━━━ Recorded information

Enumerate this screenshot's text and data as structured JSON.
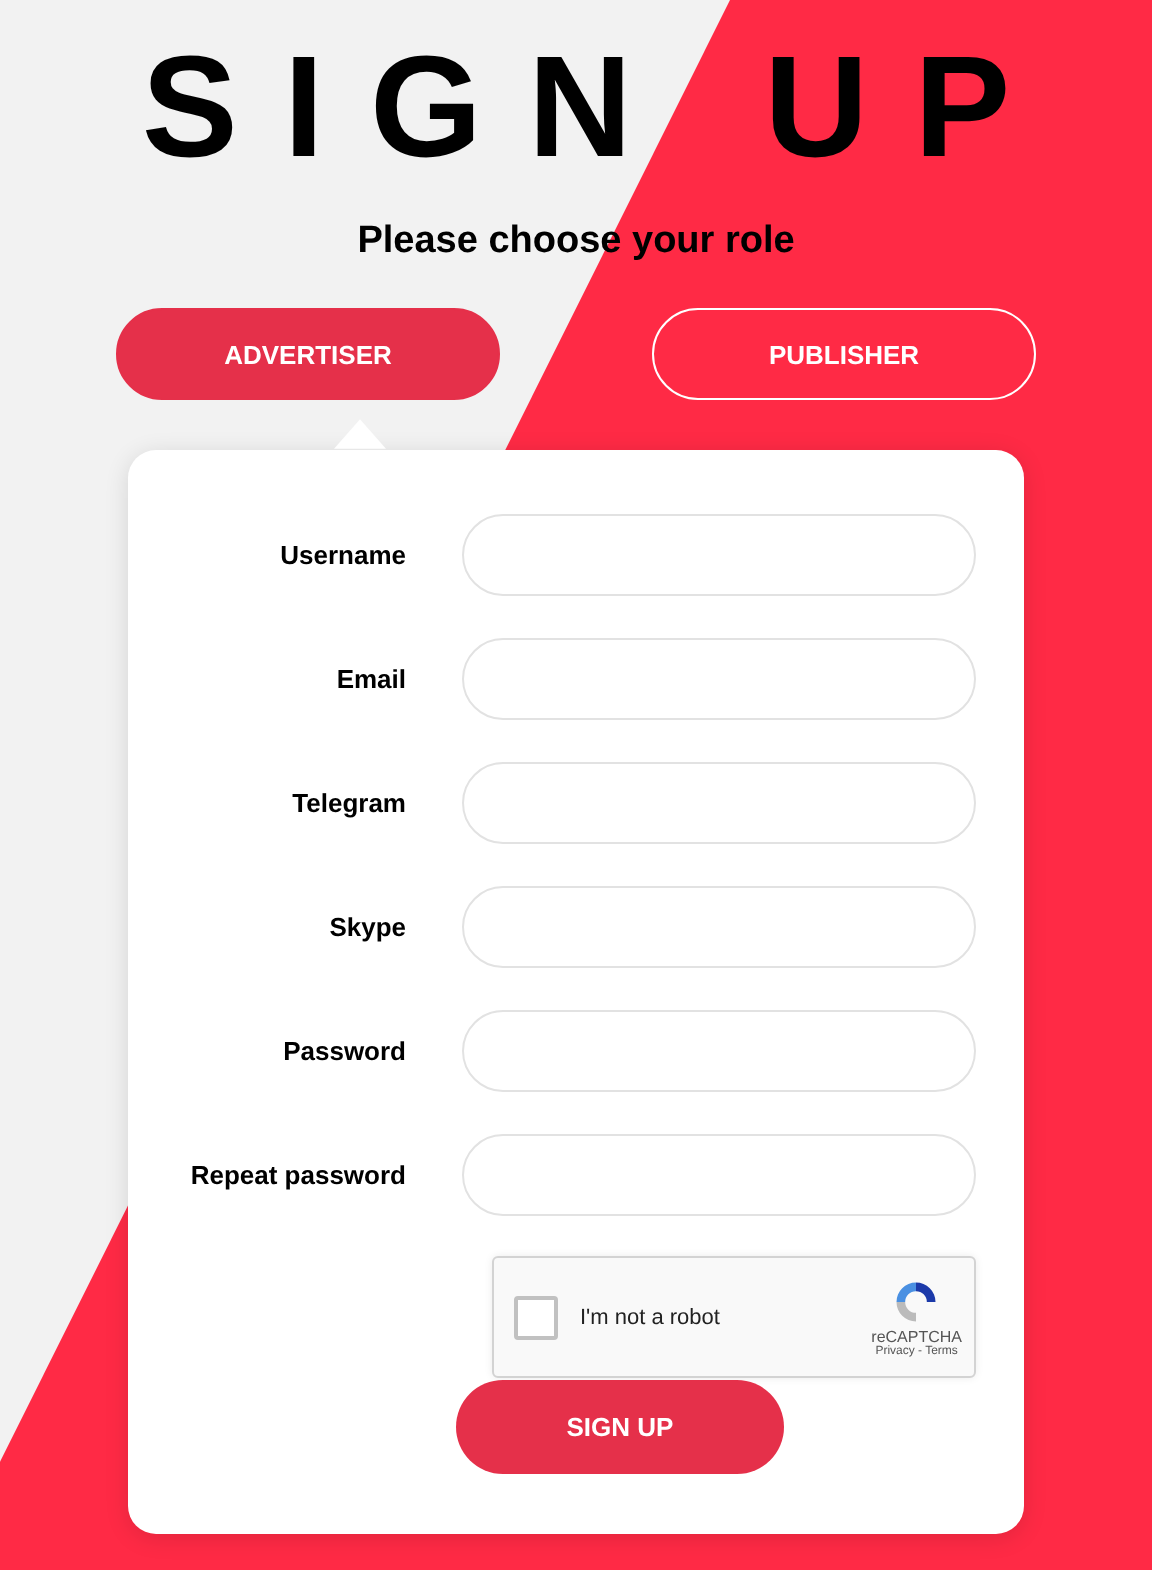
{
  "title": "SIGN UP",
  "subtitle": "Please choose your role",
  "roles": [
    {
      "label": "ADVERTISER",
      "selected": true
    },
    {
      "label": "PUBLISHER",
      "selected": false
    }
  ],
  "fields": [
    {
      "label": "Username"
    },
    {
      "label": "Email"
    },
    {
      "label": "Telegram"
    },
    {
      "label": "Skype"
    },
    {
      "label": "Password"
    },
    {
      "label": "Repeat password"
    }
  ],
  "captcha": {
    "label": "I'm not a robot",
    "checked": false,
    "brand": "reCAPTCHA",
    "links": "Privacy - Terms"
  },
  "submit": "SIGN UP"
}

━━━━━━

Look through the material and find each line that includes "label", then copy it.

Reply to the task —
      "label": "ADVERTISER",
      "label": "PUBLISHER",
      "label": "Username"
      "label": "Email"
      "label": "Telegram"
      "label": "Skype"
      "label": "Password"
      "label": "Repeat password"
    "label": "I'm not a robot",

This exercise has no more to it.